(Available data)
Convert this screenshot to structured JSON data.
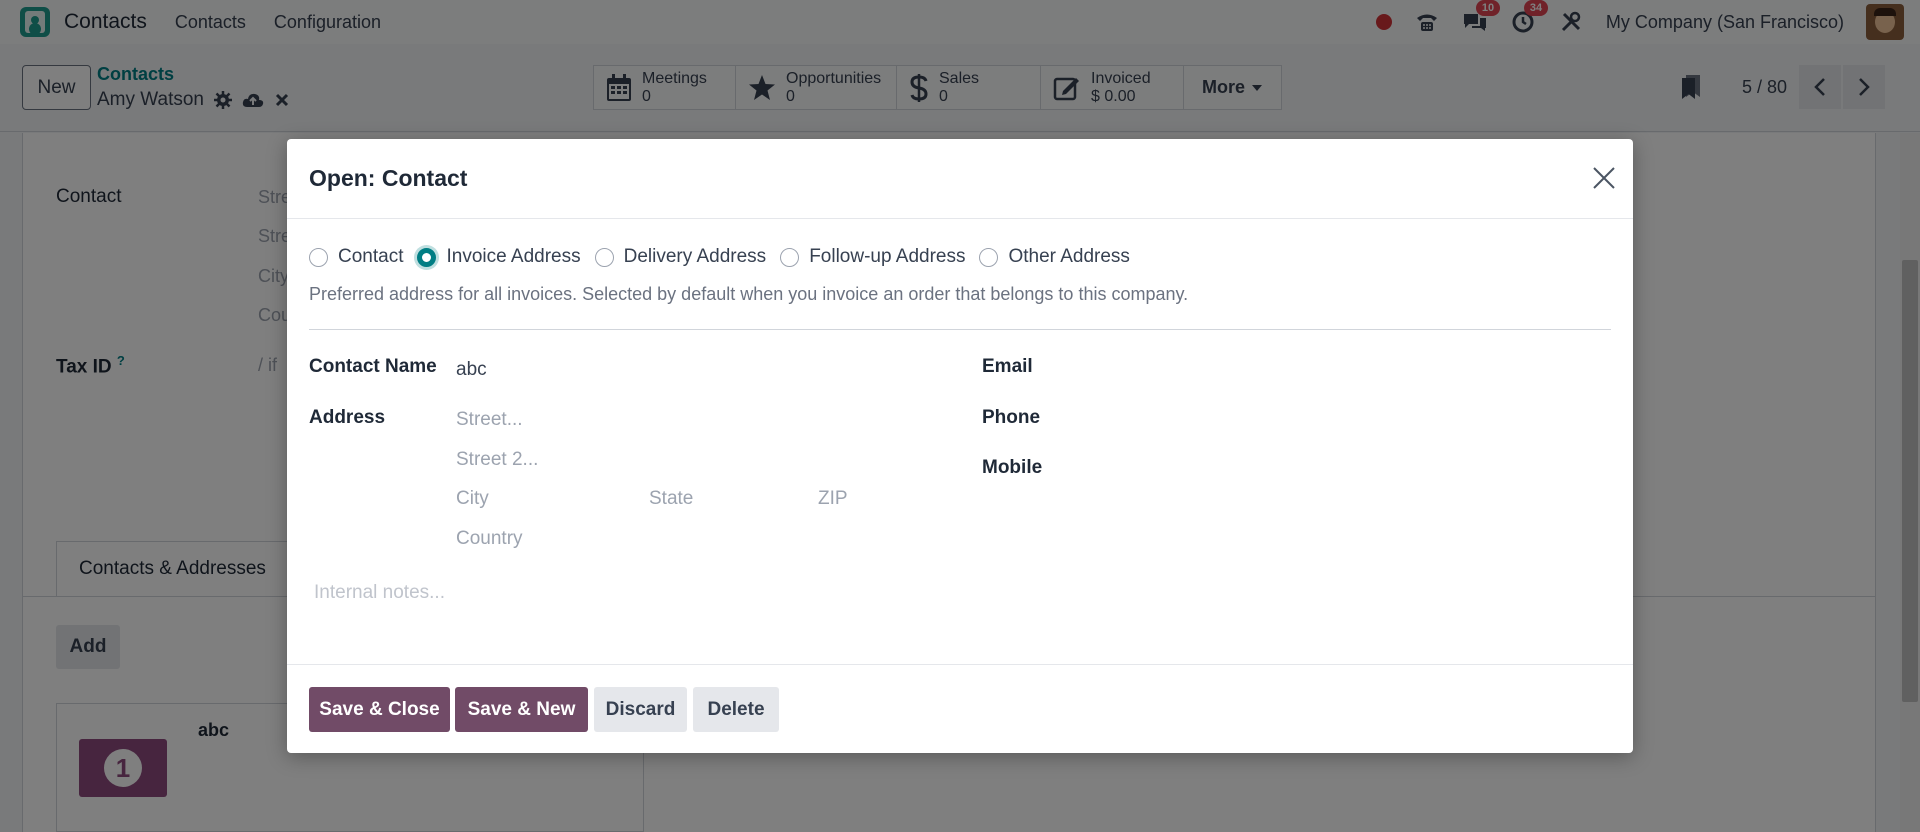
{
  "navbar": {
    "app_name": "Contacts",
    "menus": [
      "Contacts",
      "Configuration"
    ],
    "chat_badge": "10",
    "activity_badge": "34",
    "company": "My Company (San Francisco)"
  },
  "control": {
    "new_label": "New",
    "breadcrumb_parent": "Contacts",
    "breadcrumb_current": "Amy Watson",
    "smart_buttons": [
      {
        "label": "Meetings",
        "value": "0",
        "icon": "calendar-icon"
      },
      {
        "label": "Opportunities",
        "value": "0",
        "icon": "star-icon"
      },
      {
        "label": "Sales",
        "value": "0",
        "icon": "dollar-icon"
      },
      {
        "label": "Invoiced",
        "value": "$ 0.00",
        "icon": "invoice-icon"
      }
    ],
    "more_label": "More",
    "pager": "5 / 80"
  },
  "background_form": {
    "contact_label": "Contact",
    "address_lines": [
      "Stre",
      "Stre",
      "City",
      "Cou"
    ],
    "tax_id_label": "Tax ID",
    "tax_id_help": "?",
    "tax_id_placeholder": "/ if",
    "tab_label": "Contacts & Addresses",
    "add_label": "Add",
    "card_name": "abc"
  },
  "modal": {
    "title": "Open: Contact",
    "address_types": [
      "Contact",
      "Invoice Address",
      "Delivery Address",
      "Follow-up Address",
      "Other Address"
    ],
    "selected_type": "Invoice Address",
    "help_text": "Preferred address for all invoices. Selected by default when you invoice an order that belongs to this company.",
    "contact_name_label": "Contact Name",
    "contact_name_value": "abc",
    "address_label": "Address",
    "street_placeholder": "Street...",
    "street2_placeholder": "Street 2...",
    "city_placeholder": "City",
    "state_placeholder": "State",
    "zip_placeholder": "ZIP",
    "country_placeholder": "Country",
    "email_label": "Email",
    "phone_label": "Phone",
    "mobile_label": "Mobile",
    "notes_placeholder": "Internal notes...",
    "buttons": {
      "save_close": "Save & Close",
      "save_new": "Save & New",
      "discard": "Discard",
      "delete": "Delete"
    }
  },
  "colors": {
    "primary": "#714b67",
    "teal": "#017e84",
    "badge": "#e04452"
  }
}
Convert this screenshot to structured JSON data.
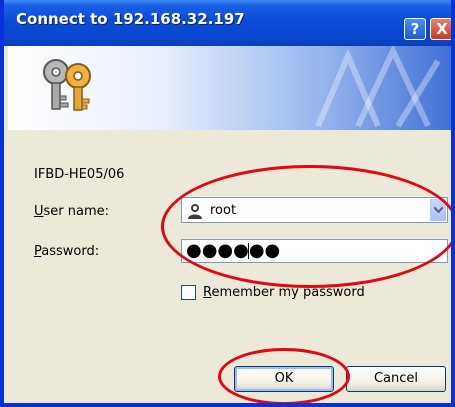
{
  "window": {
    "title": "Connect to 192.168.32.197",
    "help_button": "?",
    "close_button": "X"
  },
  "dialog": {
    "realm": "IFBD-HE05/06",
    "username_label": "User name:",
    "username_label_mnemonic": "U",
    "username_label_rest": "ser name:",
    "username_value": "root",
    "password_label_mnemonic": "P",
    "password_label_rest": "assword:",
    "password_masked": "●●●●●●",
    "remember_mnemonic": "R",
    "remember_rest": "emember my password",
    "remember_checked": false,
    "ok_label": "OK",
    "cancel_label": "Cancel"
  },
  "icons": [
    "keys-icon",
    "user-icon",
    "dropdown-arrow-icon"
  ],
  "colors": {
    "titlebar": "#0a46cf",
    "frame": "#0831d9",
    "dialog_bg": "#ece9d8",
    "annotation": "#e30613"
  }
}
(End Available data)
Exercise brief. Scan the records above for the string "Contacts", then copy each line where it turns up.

Task response.
    "app_name": "Contacts",
      "Contacts",
    "breadcrumb_parent": "Contacts",
    "tab_label": "Contacts & Addresses",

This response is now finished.